DATA SECTION>
::::::

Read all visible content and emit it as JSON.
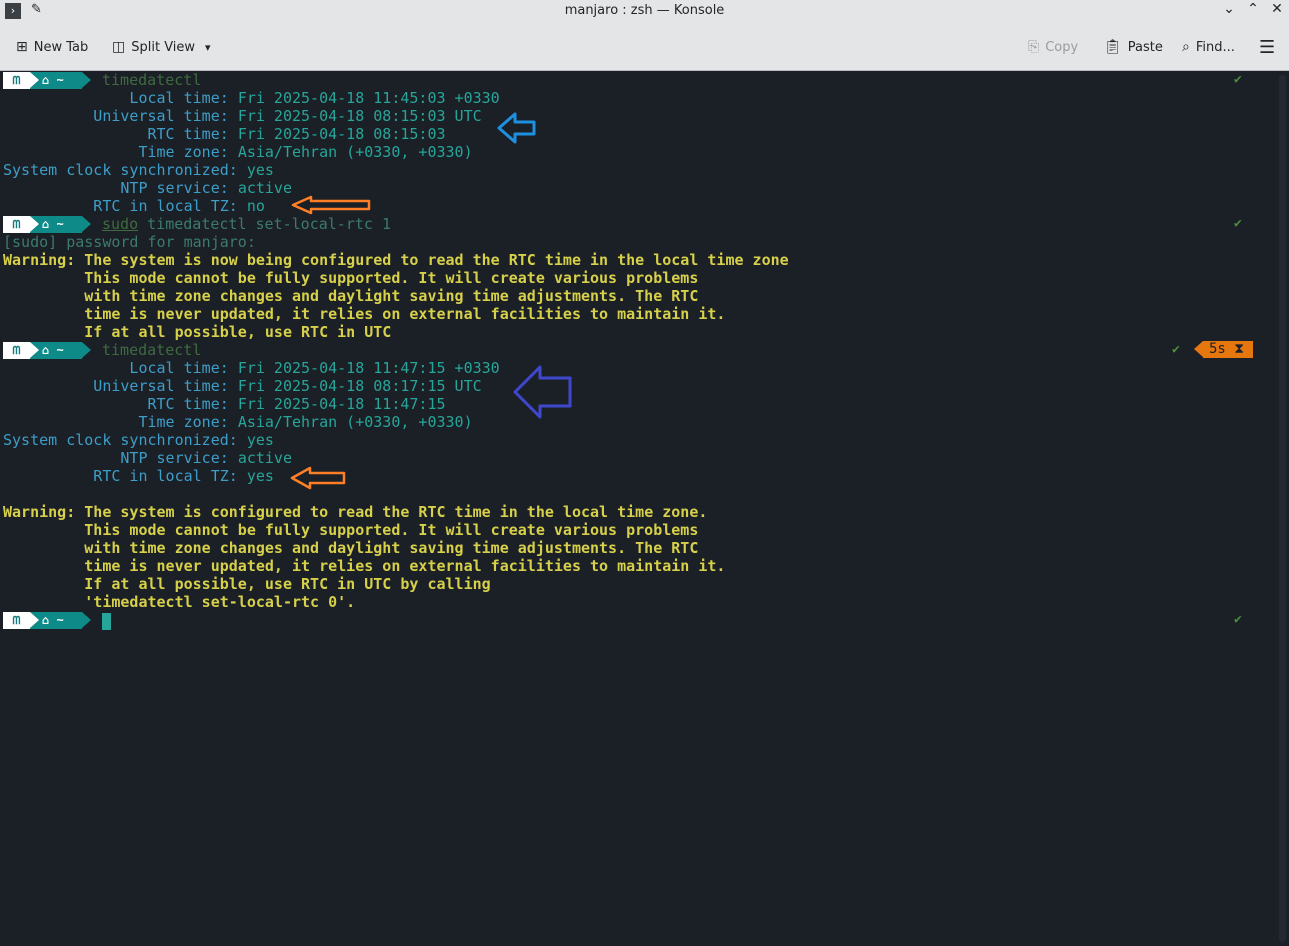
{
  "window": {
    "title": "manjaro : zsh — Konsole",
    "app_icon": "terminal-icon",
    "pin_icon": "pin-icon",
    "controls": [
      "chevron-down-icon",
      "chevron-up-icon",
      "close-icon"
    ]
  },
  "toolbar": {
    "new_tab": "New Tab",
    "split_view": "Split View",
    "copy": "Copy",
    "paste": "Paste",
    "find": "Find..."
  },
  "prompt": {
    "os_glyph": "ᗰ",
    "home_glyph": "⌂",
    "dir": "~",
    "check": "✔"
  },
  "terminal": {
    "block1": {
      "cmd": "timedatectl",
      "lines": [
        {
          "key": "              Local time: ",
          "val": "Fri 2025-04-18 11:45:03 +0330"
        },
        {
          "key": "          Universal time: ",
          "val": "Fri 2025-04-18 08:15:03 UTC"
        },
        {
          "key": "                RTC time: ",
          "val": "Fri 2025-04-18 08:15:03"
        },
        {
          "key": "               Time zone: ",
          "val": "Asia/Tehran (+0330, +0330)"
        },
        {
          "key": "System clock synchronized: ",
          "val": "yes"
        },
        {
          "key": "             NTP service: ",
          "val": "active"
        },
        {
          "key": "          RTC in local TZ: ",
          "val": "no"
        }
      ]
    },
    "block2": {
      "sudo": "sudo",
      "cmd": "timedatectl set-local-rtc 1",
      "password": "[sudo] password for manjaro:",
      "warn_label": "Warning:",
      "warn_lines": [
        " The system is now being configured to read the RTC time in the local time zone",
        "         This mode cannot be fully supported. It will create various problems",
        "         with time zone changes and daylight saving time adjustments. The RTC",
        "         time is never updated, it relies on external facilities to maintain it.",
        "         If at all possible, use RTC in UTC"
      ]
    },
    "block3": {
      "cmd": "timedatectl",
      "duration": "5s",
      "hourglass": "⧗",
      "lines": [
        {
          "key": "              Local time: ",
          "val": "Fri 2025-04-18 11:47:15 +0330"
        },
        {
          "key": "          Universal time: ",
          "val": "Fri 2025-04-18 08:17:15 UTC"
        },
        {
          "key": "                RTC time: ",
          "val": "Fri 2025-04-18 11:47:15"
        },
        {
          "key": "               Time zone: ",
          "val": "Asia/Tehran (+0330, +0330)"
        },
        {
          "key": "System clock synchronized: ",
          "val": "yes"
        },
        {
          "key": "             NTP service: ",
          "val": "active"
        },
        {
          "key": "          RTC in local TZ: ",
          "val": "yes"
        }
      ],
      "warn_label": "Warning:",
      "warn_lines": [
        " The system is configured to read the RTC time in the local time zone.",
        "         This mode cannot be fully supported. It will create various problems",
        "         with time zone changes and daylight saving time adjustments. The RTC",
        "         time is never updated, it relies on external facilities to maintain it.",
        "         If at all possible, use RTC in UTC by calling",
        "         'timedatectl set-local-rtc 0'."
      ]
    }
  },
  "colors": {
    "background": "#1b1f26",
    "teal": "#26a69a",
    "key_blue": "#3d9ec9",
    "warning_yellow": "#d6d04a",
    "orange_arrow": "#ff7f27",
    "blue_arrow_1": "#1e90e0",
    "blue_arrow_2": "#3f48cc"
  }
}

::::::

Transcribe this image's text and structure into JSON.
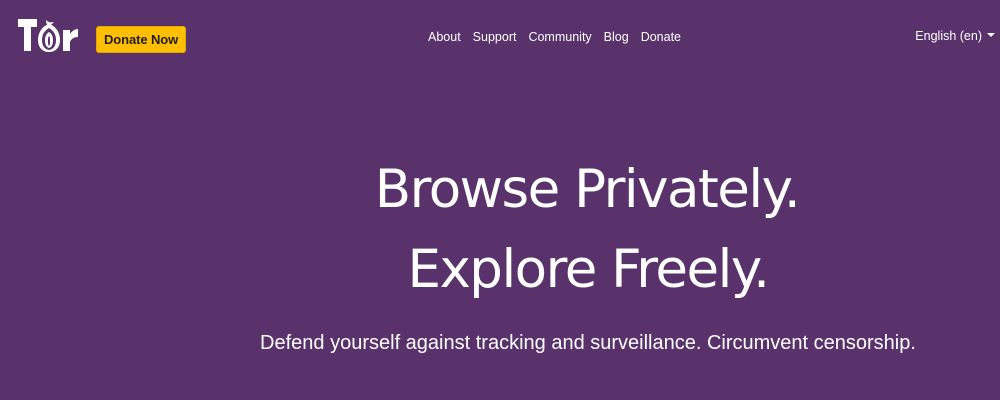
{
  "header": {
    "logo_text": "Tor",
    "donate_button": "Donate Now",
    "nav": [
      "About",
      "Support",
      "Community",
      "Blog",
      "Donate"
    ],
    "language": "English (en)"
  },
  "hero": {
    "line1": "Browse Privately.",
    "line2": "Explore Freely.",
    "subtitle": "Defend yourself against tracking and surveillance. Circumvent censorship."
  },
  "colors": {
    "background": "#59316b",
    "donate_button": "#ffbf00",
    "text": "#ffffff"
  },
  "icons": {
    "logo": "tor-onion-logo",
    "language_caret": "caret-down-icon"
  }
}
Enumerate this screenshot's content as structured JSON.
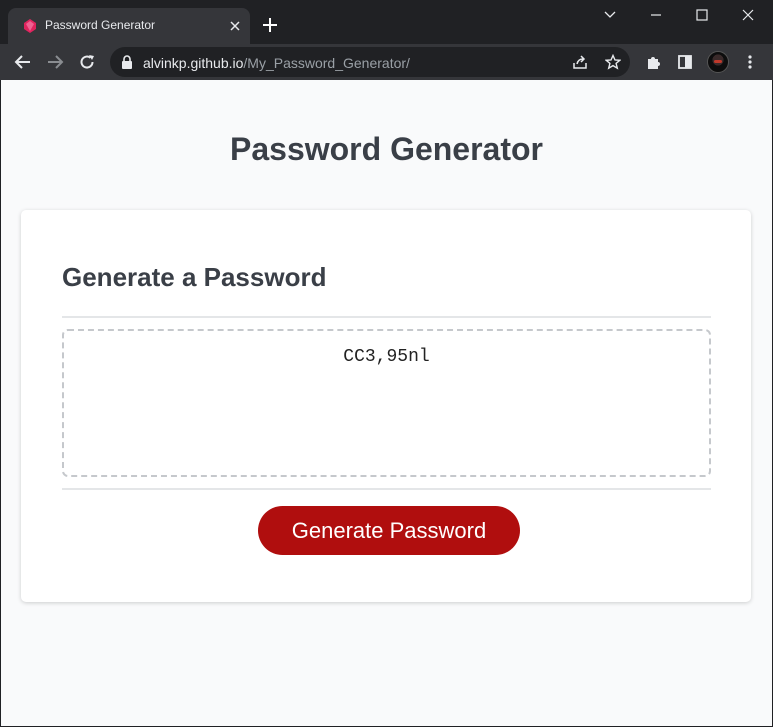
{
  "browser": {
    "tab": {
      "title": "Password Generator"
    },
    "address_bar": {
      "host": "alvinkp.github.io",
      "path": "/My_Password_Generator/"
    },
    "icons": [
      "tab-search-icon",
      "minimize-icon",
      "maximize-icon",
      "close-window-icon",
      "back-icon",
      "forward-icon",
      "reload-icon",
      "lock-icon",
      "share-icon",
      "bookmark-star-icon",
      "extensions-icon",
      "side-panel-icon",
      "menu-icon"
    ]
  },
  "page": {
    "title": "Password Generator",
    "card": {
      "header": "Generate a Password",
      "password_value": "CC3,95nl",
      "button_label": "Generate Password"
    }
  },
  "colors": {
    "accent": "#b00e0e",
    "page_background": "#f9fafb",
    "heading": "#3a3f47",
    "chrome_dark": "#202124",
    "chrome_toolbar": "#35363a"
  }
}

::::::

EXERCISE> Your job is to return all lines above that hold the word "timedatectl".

SOLVED PROBLEM>
      "cmd": "timedatectl",
      "cmd": "timedatectl set-local-rtc 1",
      "cmd": "timedatectl",
        "         'timedatectl set-local-rtc 0'."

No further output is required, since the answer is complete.